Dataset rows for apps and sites
══════════
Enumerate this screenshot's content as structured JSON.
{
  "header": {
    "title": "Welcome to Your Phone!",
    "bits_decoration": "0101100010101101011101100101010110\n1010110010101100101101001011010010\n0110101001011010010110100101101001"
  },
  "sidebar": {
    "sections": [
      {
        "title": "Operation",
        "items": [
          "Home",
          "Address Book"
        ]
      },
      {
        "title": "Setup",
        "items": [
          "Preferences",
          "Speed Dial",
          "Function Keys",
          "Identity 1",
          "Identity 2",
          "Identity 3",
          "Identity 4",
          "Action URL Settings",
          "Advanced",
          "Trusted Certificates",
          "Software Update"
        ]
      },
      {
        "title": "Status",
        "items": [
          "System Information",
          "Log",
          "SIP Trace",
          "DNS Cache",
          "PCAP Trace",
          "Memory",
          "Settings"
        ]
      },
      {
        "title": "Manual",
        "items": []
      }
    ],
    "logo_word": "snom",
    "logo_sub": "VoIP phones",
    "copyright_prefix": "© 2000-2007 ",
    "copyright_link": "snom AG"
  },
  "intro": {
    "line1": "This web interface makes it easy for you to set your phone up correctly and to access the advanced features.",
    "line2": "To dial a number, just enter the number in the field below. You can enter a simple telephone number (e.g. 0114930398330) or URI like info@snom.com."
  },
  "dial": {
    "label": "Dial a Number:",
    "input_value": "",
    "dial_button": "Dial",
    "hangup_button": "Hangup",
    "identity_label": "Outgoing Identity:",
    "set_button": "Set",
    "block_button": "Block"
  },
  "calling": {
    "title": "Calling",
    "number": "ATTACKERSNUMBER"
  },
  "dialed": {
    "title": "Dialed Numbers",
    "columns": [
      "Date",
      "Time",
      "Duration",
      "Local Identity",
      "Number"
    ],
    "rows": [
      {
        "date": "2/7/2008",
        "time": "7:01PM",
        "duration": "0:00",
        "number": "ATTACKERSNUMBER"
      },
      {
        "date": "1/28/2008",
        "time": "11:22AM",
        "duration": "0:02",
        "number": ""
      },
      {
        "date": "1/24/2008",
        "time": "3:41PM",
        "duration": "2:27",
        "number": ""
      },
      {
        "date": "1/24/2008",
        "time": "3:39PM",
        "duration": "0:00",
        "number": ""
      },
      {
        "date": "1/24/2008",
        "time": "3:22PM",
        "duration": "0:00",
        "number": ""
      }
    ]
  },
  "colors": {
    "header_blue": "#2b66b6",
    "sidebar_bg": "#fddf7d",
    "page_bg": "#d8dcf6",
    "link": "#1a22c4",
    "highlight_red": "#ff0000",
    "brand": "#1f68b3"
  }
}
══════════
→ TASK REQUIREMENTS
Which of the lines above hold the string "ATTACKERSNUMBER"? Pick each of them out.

→ EXERCISE RESULT
    "number": "ATTACKERSNUMBER"
        "number": "ATTACKERSNUMBER"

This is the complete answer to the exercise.